WOW #71

Look at that bunch of cows.
Not bunch, herd.
Heard what?
Herd of cows.
Sure I’ve heard of cows.
No, I mean a cow herd.
What do I care what a cow heard?  I got no secrets from a cow!

Now that I’ve milked that pun for a few laughs, let’s consider this week’s word.

RANGALE

When referring to deer, herd seems a bit numerous, as does the word bunch.  While they can leap, they can’t fly, so they’re not a flock.  A small group of specifically Whitetail deer are a bevy, while a group of any kind of deer is properly known as a rangale.  Crows would murder for a cumulative title like that.

The term began with an old word that became range, in modern English.  It grew up in French as the word rengaille, which came to be known as the dregs of an army.  When the military had fought a battle, or won a war, and were drifting home, or back to base, in small, rag-tag, non-uniform-sized, unsupervised clots of clods, the small groups were rangales.

When William the Conqueror graciously visited the Enchanted Island, the term came to be applied to similar small groups of deer.  When we have journeyed into the United States on vacation trips, occasionally we have seen deer feeding beside the road, usually at dusk.  Actually, it happens more often to the wife than me.  Screaming down I-95 at 75MPH, trying to keep ahead of some semi that seems to want to park in my trunk, is not the time to go, “Oh, look at Bambi and his mom.”

If COVID dies before I do. I have hopes for more trips, and more deer-sightings.  If I am lucky, and successful at both, now I know what to call them.  Other than Rivergirl, who seems to live on a migration pathway, how many of you have been fortunate enough to see a group of deer in the wild?  😕

WOW #22

Dictionary

This week’s Word Of the Week is….

CERVINE

As with so many other things, I found it when I was looking for something else. I have no smart comments to make about it.  I can’t even think of a way to relate it to my life, to give you some kind of cute little story about it.

The English adjective cervine comes directly from Latin cervτnus “pertaining to a deer” ( cervus). Latin cervus means “stag, deer” and derives from a complicated Proto-Indo-European root ker- (with many variants) “uppermost part (of the body), head, horn.” The same root yields Latin cornū “horn” (as in unicorn and in corn in the sense “thickening and hardening of the skin on a toe”), cervτx “neck,” and cornea (horny coating or tissue). In Germanic the root appears as her-, source of English horn, hart (the animal), and hornet. Cervine entered English in the 19th century.

Just about every animal has a similar word to describe it. Most are easy to identify if you know the Latin base.  Bovine = cow-like, ovine is sheep-like, equine is horses, canine and feline are cats and dogs, aquiline soars like an eagle, ursine refers to bears, lupine is wolves, leonine is lions, although saturnine means gloomy or taciturn, and refers to the dour astrological influence of the planet Saturn.  The dictionary does not mention Grumpy Old Dude – Archon.  Vulpine refers to foxes,  and is the basis for the European surname ‘Volpe’.  We have a “Don Volpe Interiors”, locally.

Porcine refers to pigs.
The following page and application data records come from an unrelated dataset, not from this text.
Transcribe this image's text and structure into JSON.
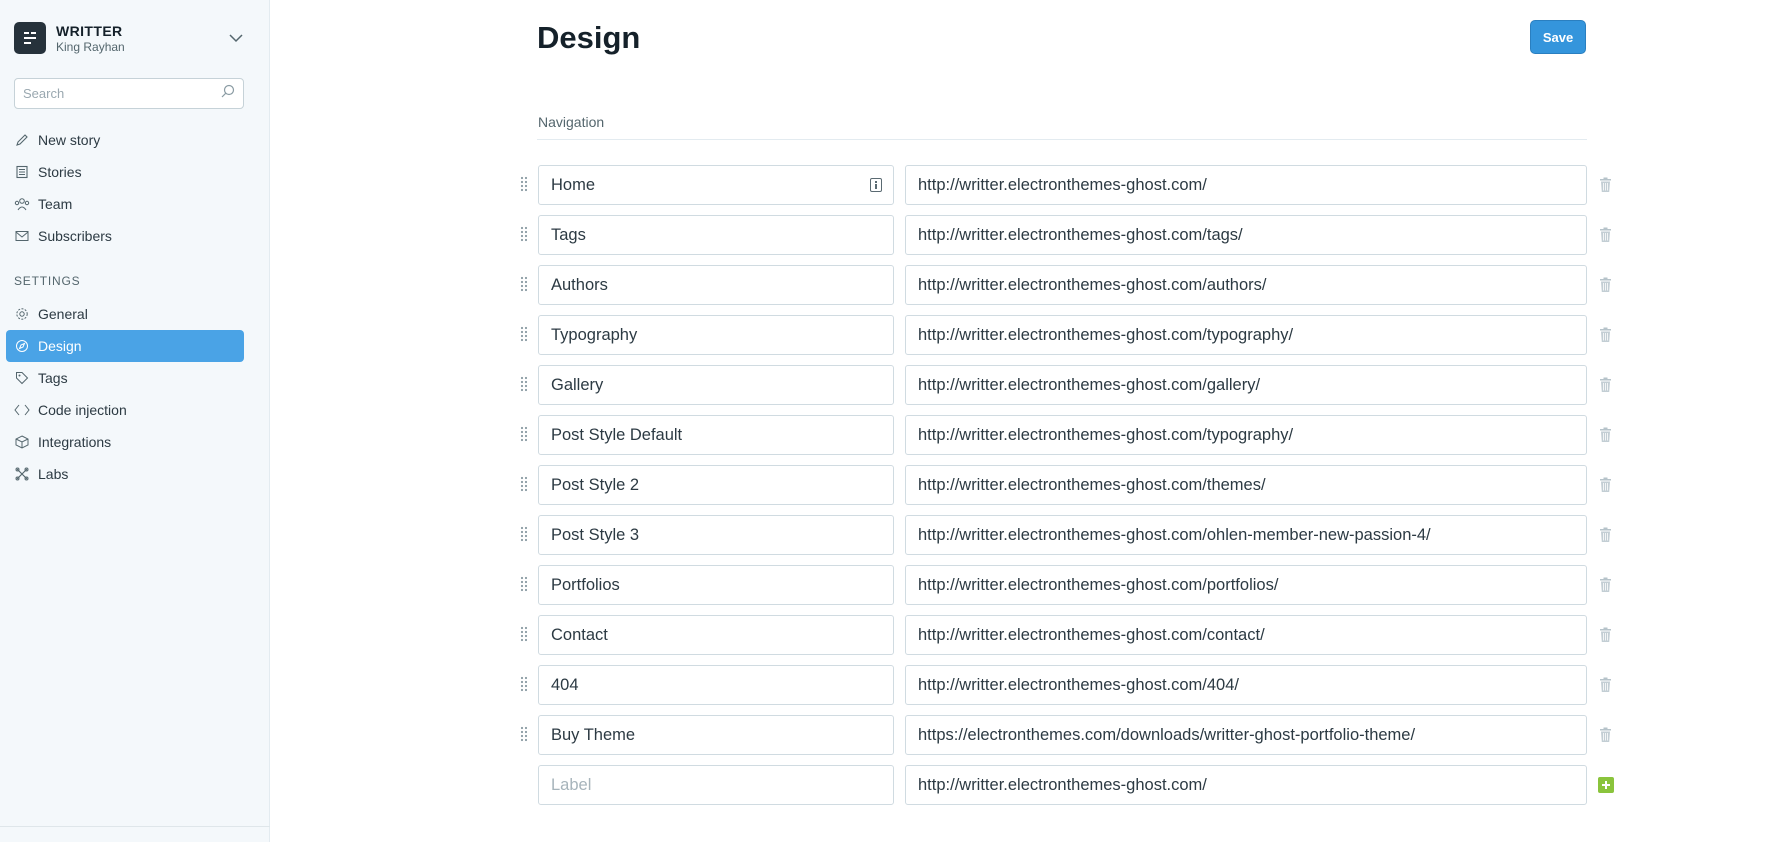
{
  "brand": {
    "title": "WRITTER",
    "user": "King Rayhan"
  },
  "search": {
    "placeholder": "Search"
  },
  "sidebar": {
    "primary": [
      {
        "label": "New story",
        "icon": "pencil-icon"
      },
      {
        "label": "Stories",
        "icon": "document-icon"
      },
      {
        "label": "Team",
        "icon": "team-icon"
      },
      {
        "label": "Subscribers",
        "icon": "mail-icon"
      }
    ],
    "settings_title": "SETTINGS",
    "settings": [
      {
        "label": "General",
        "icon": "gear-icon"
      },
      {
        "label": "Design",
        "icon": "compass-icon",
        "active": true
      },
      {
        "label": "Tags",
        "icon": "tag-icon"
      },
      {
        "label": "Code injection",
        "icon": "code-icon"
      },
      {
        "label": "Integrations",
        "icon": "cube-icon"
      },
      {
        "label": "Labs",
        "icon": "labs-icon"
      }
    ]
  },
  "main": {
    "title": "Design",
    "save_label": "Save",
    "section_label": "Navigation",
    "items": [
      {
        "label": "Home",
        "url": "http://writter.electronthemes-ghost.com/"
      },
      {
        "label": "Tags",
        "url": "http://writter.electronthemes-ghost.com/tags/"
      },
      {
        "label": "Authors",
        "url": "http://writter.electronthemes-ghost.com/authors/"
      },
      {
        "label": "Typography",
        "url": "http://writter.electronthemes-ghost.com/typography/"
      },
      {
        "label": "Gallery",
        "url": "http://writter.electronthemes-ghost.com/gallery/"
      },
      {
        "label": "Post Style Default",
        "url": "http://writter.electronthemes-ghost.com/typography/"
      },
      {
        "label": "Post Style 2",
        "url": "http://writter.electronthemes-ghost.com/themes/"
      },
      {
        "label": "Post Style 3",
        "url": "http://writter.electronthemes-ghost.com/ohlen-member-new-passion-4/"
      },
      {
        "label": "Portfolios",
        "url": "http://writter.electronthemes-ghost.com/portfolios/"
      },
      {
        "label": "Contact",
        "url": "http://writter.electronthemes-ghost.com/contact/"
      },
      {
        "label": "404",
        "url": "http://writter.electronthemes-ghost.com/404/"
      },
      {
        "label": "Buy Theme",
        "url": "https://electronthemes.com/downloads/writter-ghost-portfolio-theme/"
      }
    ],
    "new_item": {
      "label_placeholder": "Label",
      "url": "http://writter.electronthemes-ghost.com/"
    }
  },
  "colors": {
    "accent": "#4aa3e6",
    "save": "#3495dc",
    "add": "#8ac43c",
    "sidebar_bg": "#f4f8fb"
  }
}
I once watched a C-grade movie.  Essentially it was The A-Team Invades Cuba.  Soon after our heroic lads came ashore, they required local assistance.  It quickly came in the form of a Rubenesque young female with a low neckline, short skirt, and high heels in a dirt-road village.

The squad leader thanked her, and asked her name. When she said that it was ‘Porcina Perez,’ I fell off the couch.

I don’t imagine that I’ll use this word much. I have very little need to describe things (animals) which are deer-like.  The reason that I included it is because of all the English-language words and concepts that it engenders.  Heads and horns and hornets and corns and cornets and cervix and hart and cornea and unicorns, oh my.  It’s like this one word supports half the dictionary.

Please join me again, later this week, when I rant off at a completely different vector.  😀

Flash Fiction #102

Lamb

PHOTO PROMPT © Sandra Crook

BE A LAMB

I can hardly wait to try that new restaurant, Shear Heaven, the one that specializes in lamb. I love lamb, lamb chops, lamb cutlets, lamb stew.  I’m confused though; why would the country’s greatest vegan chef open a lamb restaurant?

It’s called aversion therapy.

What??!

Have you ever been to a seafood restaurant where they let you pick your own lobster? It’s the same here.  If you can look at little Bambi….

Bambi was a deer.

Fine! If you can look at little Baa-baa, and still say, “I want that leg of lamb….??”  Everybody ends up ordering curried chick peas.

***

Go to Rochelle’s Addicted to Purple site and use her Wednesday photo as a prompt to write a complete 100 word story.